By Nikola Grace Radley

RIO DE JANEIRO, BRAZIL – Foreigners (gringos) flock to Rio every year. Many stay for a short time, and some never leave. Here is a breakdown of ten stereotype gringos you’ll probably encounter while here.

Rio de Janeiro is colorful. (Photo Deposit)

1. Backpacker – divides time between drinking caipirinhas at happy hour at the hostel, taking photos with the Brazilian flag on the beach, feeling risqué dancing to funk in the gentrified favela of Vidigal, and buying Havaianas as souvenirs. Speaks mediocre Spanish while here picked up in a Spanish crash course in Colombia.

2. Expat Mum – only wants to live in upmarket Leblon or Barra, has read everywhere else is far too dangerous to set foot in. Priorities when arriving are finding a maid, cook, and cleaner but doesn’t have a job. Toys with the idea of doing some volunteer work. Vaguely did something in finance twenty years ago. Proudly states that her children have picked up Portuguese alongside their three other languages in two months.

3. A student on a six-month exchange – goes to a private university.
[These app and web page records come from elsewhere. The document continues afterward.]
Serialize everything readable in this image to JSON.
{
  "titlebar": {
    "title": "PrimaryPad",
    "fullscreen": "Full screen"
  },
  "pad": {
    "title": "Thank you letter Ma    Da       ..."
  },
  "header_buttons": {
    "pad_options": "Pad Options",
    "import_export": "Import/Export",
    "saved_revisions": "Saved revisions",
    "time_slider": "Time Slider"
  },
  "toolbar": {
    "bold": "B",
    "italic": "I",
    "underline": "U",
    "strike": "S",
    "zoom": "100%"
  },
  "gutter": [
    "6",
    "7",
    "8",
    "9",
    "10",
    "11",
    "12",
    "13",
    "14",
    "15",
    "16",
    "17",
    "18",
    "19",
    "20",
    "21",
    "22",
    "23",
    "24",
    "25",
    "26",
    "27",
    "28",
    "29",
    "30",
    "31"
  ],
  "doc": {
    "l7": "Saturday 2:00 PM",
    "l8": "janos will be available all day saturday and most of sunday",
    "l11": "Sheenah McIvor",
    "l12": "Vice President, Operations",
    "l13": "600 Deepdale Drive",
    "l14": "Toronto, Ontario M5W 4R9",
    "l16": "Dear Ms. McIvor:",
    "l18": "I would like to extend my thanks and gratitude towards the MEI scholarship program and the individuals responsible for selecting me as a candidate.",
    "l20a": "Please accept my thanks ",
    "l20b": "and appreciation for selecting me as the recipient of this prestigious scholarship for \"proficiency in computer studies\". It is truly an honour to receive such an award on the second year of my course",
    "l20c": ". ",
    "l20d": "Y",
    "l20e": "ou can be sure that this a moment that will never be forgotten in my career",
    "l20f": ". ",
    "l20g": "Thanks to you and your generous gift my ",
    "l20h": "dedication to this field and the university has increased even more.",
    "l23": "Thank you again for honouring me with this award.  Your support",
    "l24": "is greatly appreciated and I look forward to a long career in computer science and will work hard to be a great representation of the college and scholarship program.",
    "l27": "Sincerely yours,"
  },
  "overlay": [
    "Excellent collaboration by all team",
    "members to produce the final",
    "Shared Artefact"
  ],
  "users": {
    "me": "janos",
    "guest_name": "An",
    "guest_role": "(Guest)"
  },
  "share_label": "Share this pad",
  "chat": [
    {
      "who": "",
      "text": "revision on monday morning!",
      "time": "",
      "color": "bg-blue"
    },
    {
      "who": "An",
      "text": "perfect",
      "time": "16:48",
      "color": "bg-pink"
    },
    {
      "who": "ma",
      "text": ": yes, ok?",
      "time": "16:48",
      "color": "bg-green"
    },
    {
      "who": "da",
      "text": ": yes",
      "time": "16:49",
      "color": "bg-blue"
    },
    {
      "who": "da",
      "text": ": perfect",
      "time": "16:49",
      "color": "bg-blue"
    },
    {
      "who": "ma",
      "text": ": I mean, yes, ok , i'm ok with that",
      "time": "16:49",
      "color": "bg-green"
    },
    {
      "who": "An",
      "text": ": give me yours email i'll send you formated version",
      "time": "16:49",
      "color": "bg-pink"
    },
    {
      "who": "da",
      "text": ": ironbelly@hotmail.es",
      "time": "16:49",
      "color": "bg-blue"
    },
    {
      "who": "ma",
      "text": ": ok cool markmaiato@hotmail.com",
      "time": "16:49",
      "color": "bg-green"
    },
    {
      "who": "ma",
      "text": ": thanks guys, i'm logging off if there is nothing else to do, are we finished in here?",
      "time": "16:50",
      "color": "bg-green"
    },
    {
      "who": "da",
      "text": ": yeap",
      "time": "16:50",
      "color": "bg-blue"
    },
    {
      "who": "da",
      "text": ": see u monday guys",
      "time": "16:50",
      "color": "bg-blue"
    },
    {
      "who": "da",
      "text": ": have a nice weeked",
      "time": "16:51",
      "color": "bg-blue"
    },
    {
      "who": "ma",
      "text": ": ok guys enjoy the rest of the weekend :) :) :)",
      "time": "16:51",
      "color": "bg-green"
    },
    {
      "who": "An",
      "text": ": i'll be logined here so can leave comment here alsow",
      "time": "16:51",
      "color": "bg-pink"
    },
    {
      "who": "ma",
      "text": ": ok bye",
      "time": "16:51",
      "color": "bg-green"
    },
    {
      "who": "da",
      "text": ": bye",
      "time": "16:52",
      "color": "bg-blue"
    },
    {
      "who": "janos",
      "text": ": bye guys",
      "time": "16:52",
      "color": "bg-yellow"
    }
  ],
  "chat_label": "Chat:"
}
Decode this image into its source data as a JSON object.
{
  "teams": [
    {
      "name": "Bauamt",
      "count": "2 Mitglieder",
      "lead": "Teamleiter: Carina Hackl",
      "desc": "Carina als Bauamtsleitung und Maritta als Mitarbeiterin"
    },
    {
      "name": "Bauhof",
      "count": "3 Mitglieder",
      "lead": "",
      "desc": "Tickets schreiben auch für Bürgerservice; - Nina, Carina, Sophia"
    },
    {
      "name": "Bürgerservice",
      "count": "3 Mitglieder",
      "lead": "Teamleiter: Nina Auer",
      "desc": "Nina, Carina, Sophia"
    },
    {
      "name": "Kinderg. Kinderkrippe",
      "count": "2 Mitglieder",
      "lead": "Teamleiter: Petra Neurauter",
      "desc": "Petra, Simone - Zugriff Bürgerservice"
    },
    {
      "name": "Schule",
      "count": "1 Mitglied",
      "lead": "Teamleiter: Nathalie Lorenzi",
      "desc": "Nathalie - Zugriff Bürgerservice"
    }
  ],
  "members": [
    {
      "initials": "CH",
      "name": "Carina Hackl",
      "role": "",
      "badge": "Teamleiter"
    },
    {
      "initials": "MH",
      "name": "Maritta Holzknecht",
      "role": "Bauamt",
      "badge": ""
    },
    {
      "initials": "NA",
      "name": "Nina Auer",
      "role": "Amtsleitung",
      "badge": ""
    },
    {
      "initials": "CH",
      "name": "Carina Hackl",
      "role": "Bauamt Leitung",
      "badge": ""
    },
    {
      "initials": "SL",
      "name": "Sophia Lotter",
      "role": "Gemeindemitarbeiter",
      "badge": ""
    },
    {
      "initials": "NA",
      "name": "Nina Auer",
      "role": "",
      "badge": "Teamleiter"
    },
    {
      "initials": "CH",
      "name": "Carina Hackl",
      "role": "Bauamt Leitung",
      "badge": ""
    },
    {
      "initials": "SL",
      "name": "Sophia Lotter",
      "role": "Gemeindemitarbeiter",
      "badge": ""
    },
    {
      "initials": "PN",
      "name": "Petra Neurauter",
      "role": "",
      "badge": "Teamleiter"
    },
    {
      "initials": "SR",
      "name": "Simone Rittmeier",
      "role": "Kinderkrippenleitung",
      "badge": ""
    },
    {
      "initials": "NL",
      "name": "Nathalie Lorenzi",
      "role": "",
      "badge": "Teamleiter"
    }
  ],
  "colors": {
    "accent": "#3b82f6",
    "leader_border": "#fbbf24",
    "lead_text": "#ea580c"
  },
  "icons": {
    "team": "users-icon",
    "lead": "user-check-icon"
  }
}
Only hangs around with other exchange students and speaks English. Parents think they are learning Portuguese. Wants to spend a small amount on rent, preferably living near a favela to collect danger stories to recite when back home. Has excess amounts of money to afford to travel through the Amazon but will only drink “chopp” (draft beer).
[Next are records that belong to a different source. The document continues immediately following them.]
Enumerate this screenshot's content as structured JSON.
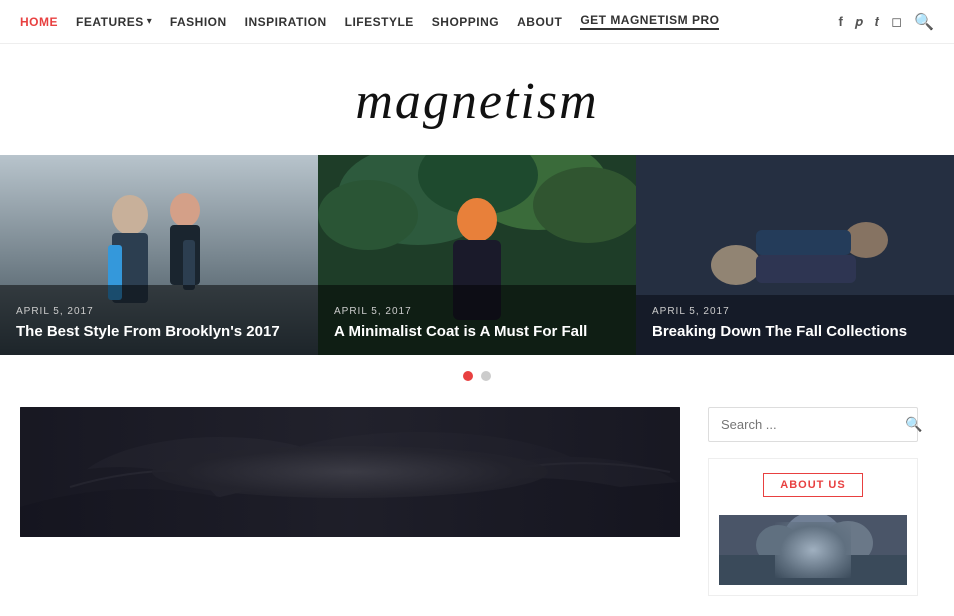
{
  "nav": {
    "links": [
      {
        "label": "HOME",
        "active": true,
        "id": "home"
      },
      {
        "label": "FEATURES",
        "active": false,
        "id": "features",
        "hasDropdown": true
      },
      {
        "label": "FASHION",
        "active": false,
        "id": "fashion"
      },
      {
        "label": "INSPIRATION",
        "active": false,
        "id": "inspiration"
      },
      {
        "label": "LIFESTYLE",
        "active": false,
        "id": "lifestyle"
      },
      {
        "label": "SHOPPING",
        "active": false,
        "id": "shopping"
      },
      {
        "label": "ABOUT",
        "active": false,
        "id": "about"
      },
      {
        "label": "GET MAGNETISM PRO",
        "active": false,
        "id": "pro",
        "isPro": true
      }
    ],
    "social": [
      {
        "icon": "f",
        "name": "facebook",
        "symbol": "𝐟"
      },
      {
        "icon": "p",
        "name": "pinterest",
        "symbol": "𝐩"
      },
      {
        "icon": "t",
        "name": "twitter",
        "symbol": "𝐭"
      },
      {
        "icon": "i",
        "name": "instagram",
        "symbol": "📷"
      }
    ]
  },
  "logo": {
    "text": "magnetism"
  },
  "slider": {
    "slides": [
      {
        "date": "APRIL 5, 2017",
        "title": "The Best Style From Brooklyn's 2017",
        "id": "slide-1"
      },
      {
        "date": "APRIL 5, 2017",
        "title": "A Minimalist Coat is A Must For Fall",
        "id": "slide-2"
      },
      {
        "date": "APRIL 5, 2017",
        "title": "Breaking Down The Fall Collections",
        "id": "slide-3"
      }
    ],
    "dots": [
      {
        "active": true
      },
      {
        "active": false
      }
    ]
  },
  "sidebar": {
    "search_placeholder": "Search ...",
    "search_button_label": "🔍",
    "about_us_label": "ABOUT US"
  }
}
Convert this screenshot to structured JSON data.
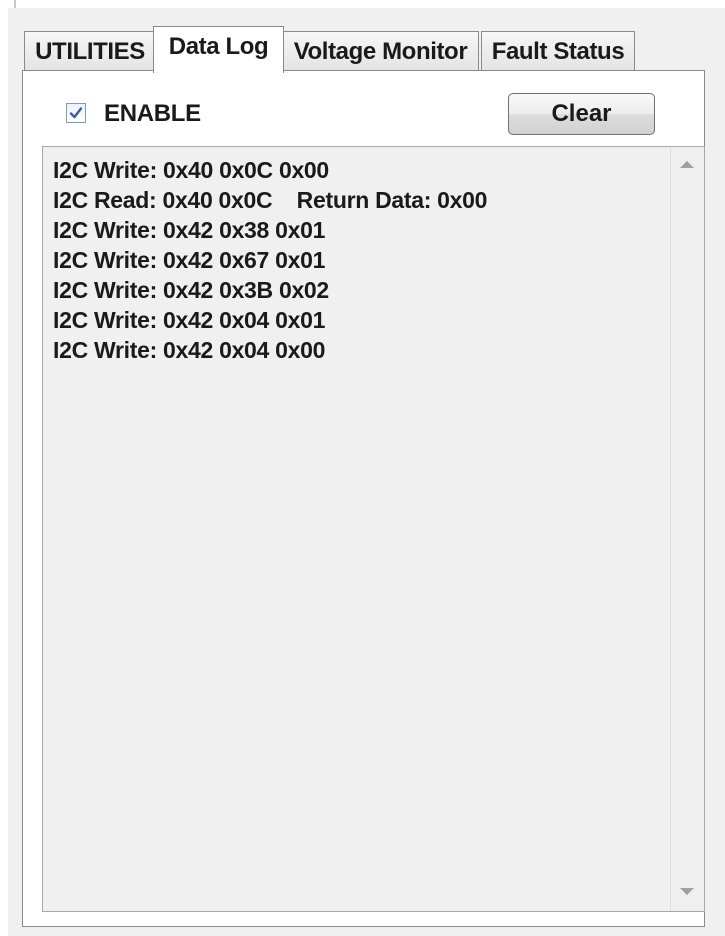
{
  "tabs": [
    {
      "label": "UTILITIES",
      "active": false
    },
    {
      "label": "Data Log",
      "active": true
    },
    {
      "label": "Voltage Monitor",
      "active": false
    },
    {
      "label": "Fault Status",
      "active": false
    }
  ],
  "enable": {
    "label": "ENABLE",
    "checked": true
  },
  "clear_button": {
    "label": "Clear"
  },
  "log": {
    "lines": [
      "I2C Write: 0x40 0x0C 0x00",
      "I2C Read: 0x40 0x0C    Return Data: 0x00",
      "I2C Write: 0x42 0x38 0x01",
      "I2C Write: 0x42 0x67 0x01",
      "I2C Write: 0x42 0x3B 0x02",
      "I2C Write: 0x42 0x04 0x01",
      "I2C Write: 0x42 0x04 0x00"
    ]
  },
  "icons": {
    "checkbox": "checkmark-icon",
    "scroll_up": "scroll-up-arrow-icon",
    "scroll_down": "scroll-down-arrow-icon"
  },
  "colors": {
    "checkmark": "#3a5ba8",
    "window_background": "#f0f0f0",
    "panel_background": "#ffffff"
  }
}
4. Gringa partner of a Brazilian – tall, blonde and pale with a physically contrasting Brazilian partner. Met while she was backpacking on an ‘Eat, Pray, Love’ trip after realizing an office job wasn’t for her. Now has Instagram friendly hippie family. Abandoned life in their own country to be here. Has food stand from her native country at local gastro markets.
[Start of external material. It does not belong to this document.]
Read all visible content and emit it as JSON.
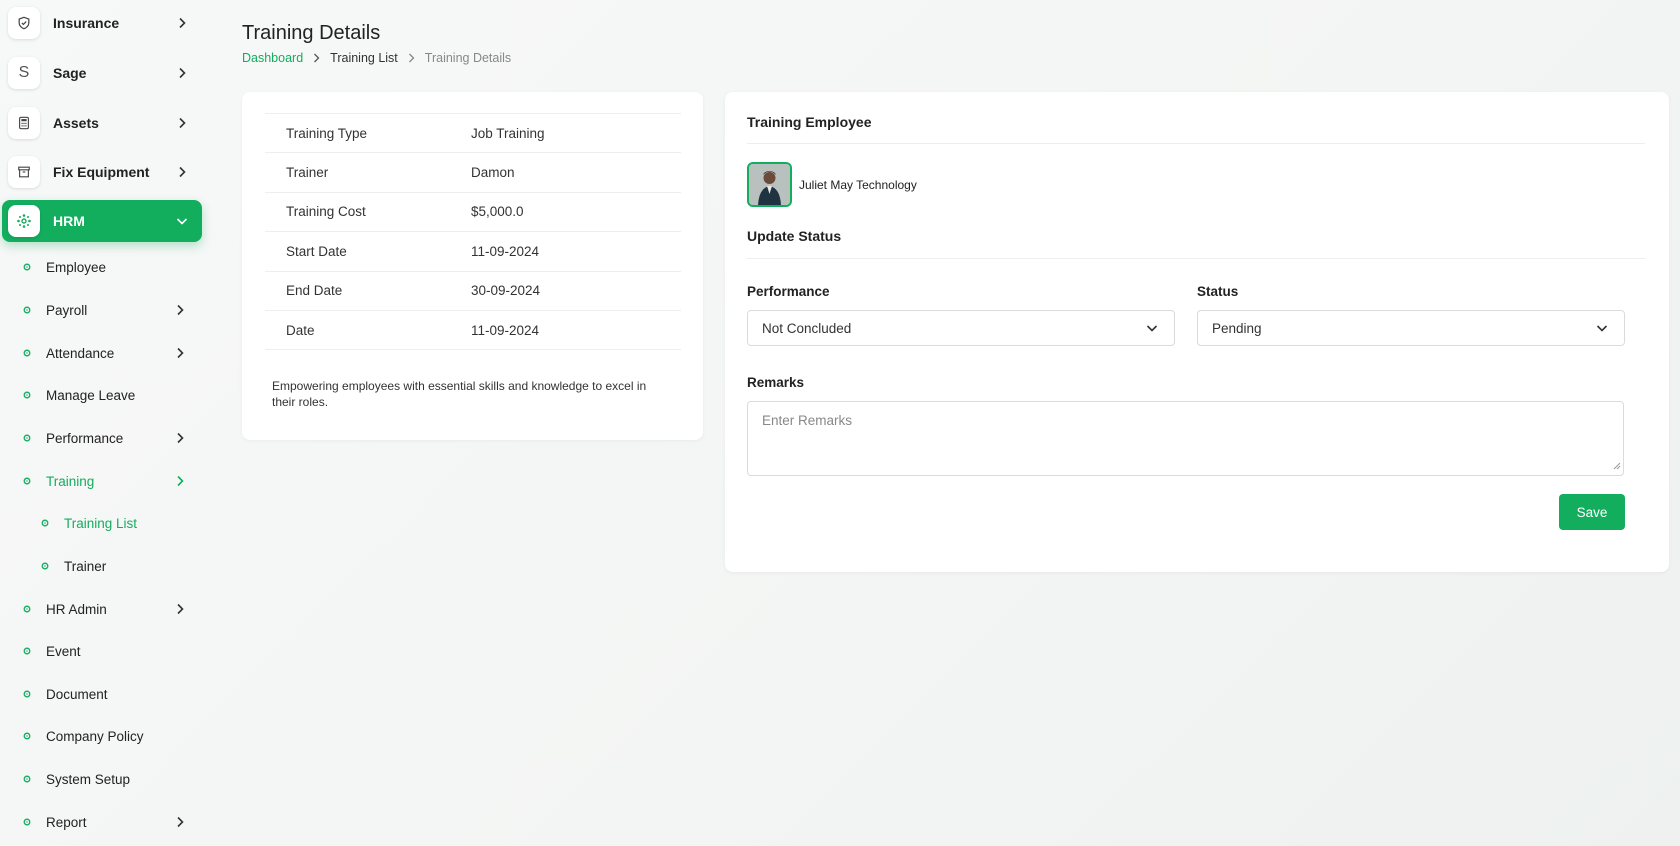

5. Bucket lister learning Portuguese – in midlife crisis, plans to stay six months, to “absorb the culture”. Is often from the USA. Wasn’t able to travel when younger. Has held dreams of learning another language after their trip to Paris eight years ago. Enrolled in a fancy language school. Has awkward broken Portuguese conversations at a coffee shop after class with other course-mates. Is also learning samba.

6. A worker at an NGO – is twenty-ish and has at some point backpacked South America. Hates “barbie saviors” and voluntourism. Thinks they know everything about the mechanisms of a favela after one month. Goes to political marches supporting the left wing workers party but has never read any in-depth analysis of Brazilian politics.

7. Lost person — has been in Rio for over four years. Doesn’t have a Brazilian partner but has lots of Brazilian friends. Teaches English. Can’t leave Brazil as has overstayed their visa and cannot pay the Reals fine upon their return. Holds strong leftist views on politics. Has something a bit “off” about them.

8. Older hippie — has lived in Rio for over ten years. A mysterious character who seems to have money but people aren’t quite sure from what? Casually drops in conversations the many exotic places they have lived around the world. Name drops semi-famous people that they know. Unsure of age. Has a Spanish or French accent.

9. Gringo Casanova – “smooth” operating male. Uses new found confidence obtained from recent self-rebranding to charm women. If British, plays on his accent. Often is over the age of 40 (but not on Tinder…), unfit, and owns a collection of bad shirts.

10. Braziophile – a person who identifies with Brazilian culture. Often into samba, capoeira, or jujitsu. Hung around with Brazilians in their home country. Desperately wants to assimilate while in Brazil and not be the gringo they still are. Writes in Portuguese on social media and shares niche Brazilian memes upon one week of arrival.


Please enter your comment!
Please enter your name here